such as f/22 and a wide angle lens; focus at a point about 1/3 of the
way into the image area, to keep both the foreground and more distant
background within the depth of field.
With natural objects such as
foliage, you may wish to completely blur away the frame into a soft wash
of color; use a wide aperture, such as f/4 and a telephoto lens. Focus
at or near infinity. Decisive tactics of this type make for stronger pictures
than the wishy-washy f/8 often selected by a camera's Program mode.
Effective visual design may seem nebulous because there
are no clear-cut guidelines. However, certain factors are
worth considering: unity of design, complementary or contrasting
color, repetitive shapes, and a consistent theme reinforced
by each element. (Caribbana Parade, Toronto; Nikon AF 80-200mm
f/2.8; SB24 flash; Fujichrome Sensia II 100.)
Effective Visual Design
Compose boldly. Consider
other elements of art when looking for a picture in any vast scene. Look
for the rhythm of repetitive elements, a dynamic diagonal, contrasting
color, texture, or shape, and a unity of design.
If you take a college course in fine arts, you'll find entire semesters
devoted to the many principles of effective composition. At the risk of
oversimplifying the issue, here is a brief summary of a few concepts that
I often find useful in travel photography.
Create a sense of depth.
For a three-dimensional "feel" in a two-dimensional picture, use a wide
angle lens and include subjects in the foreground, mid-ground, and background.
A leading line plus some overlap of the elements can help here, whether
the subject consists of a street scene or a pristine beach with colorful
Find leading lines. Particularly
with landscapes and panoramic city scenes, it's worth trying to find some
subject element that will lead the viewer's eye into the image: from left
to right or the bottom to the top. Such objects include a road receding
toward a distant town, ice floes in water leading to a glacier, the graceful
"S" curve of a river flowing from a mountain, or a series of fishing boats
at various distances from a village. Consider some of the suggestions
in the section on framing, as these apply to leading lines as well: complementary
subject matter, depth of field, color, aesthetics, etc.
Try diagonal compositions.
Diagonals can be effective, especially when the line runs from one corner
of the image to the other. Such framing may produce an image composed
of two triangular sections; in that case, include important subject matter
in both triangles to maintain balance. At a local market in some exotic
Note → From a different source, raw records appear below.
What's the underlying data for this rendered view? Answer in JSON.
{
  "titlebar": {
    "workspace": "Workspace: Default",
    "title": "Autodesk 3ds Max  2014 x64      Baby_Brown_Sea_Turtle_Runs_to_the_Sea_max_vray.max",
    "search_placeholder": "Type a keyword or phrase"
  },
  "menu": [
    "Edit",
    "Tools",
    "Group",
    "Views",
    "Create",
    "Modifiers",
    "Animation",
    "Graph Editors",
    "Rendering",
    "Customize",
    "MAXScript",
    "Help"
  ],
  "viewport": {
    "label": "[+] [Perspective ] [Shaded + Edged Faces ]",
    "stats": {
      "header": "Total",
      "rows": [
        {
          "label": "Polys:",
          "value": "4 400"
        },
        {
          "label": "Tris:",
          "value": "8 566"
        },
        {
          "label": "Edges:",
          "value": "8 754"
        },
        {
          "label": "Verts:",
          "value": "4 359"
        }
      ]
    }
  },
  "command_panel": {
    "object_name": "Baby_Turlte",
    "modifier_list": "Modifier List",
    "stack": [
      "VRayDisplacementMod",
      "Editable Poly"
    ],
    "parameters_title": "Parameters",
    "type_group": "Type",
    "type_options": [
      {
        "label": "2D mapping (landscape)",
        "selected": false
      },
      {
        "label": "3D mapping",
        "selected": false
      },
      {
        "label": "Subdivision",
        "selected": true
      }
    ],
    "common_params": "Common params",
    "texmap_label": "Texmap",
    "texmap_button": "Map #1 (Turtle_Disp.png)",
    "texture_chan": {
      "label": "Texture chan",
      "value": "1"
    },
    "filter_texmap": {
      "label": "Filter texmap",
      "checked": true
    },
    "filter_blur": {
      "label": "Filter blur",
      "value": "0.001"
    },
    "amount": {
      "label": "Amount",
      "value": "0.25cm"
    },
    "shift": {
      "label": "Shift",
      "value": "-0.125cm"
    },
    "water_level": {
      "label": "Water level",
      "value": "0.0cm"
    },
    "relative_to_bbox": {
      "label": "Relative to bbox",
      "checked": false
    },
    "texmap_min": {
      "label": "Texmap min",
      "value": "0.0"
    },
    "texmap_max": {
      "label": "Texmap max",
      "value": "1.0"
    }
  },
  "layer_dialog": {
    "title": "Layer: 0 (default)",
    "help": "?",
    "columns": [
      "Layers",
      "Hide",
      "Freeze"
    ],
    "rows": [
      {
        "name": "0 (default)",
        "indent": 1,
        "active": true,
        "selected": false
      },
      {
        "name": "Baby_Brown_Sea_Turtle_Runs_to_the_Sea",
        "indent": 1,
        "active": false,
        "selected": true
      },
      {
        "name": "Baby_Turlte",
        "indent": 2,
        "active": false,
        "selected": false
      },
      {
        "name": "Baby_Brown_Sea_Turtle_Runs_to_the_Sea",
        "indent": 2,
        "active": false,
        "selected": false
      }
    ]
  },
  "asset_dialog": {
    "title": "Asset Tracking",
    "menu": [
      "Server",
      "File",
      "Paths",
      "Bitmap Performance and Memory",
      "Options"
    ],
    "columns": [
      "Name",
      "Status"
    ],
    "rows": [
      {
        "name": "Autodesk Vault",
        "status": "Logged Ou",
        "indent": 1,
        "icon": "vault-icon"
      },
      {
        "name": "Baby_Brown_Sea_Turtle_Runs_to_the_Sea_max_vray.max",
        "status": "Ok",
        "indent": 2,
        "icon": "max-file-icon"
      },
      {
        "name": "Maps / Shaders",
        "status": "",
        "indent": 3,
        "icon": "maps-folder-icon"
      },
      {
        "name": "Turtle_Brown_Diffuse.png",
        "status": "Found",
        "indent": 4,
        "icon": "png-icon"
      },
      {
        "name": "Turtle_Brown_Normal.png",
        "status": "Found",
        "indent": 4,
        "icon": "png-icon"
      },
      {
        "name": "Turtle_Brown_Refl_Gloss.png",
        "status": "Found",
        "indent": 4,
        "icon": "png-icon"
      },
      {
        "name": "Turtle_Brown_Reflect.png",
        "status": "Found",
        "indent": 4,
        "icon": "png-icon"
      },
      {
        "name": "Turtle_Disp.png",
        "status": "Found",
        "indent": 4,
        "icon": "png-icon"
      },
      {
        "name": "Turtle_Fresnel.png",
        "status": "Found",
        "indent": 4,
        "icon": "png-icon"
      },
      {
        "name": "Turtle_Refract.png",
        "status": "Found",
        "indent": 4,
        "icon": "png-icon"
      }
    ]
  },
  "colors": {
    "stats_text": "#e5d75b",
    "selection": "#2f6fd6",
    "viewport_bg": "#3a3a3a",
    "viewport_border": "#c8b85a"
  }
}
location, for example, place the lines of a stall on a diagonal, including
colorful vegetables in one image area and the vendor in the other. With
moving subjects, a diagonal composition has another advantage: it can
help to convey an impression of movement or steepness. For example, for
a photo of a Jeep climbing a moderate Utah hill, tilt the camera to make
the incline appear much steeper to make a more effective image.
Experienced photographers will
often break the "rules" of composition--to make a point or create a mood.
Before doing so, it is worth knowing and practicing proven concepts and
guidelines. After they become second nature, begin to experiment. For
example, you might try placing a circular subject in the center for formal
symmetry, include urban clutter around an ancient monument, or place a
medieval character so he is looking out of the frame for a sense of tension.
But do so knowingly and intentionally. Finally, edit carefully and show
only your most successful travel images to others. That way, your reputation
as an accomplished photographer will grow.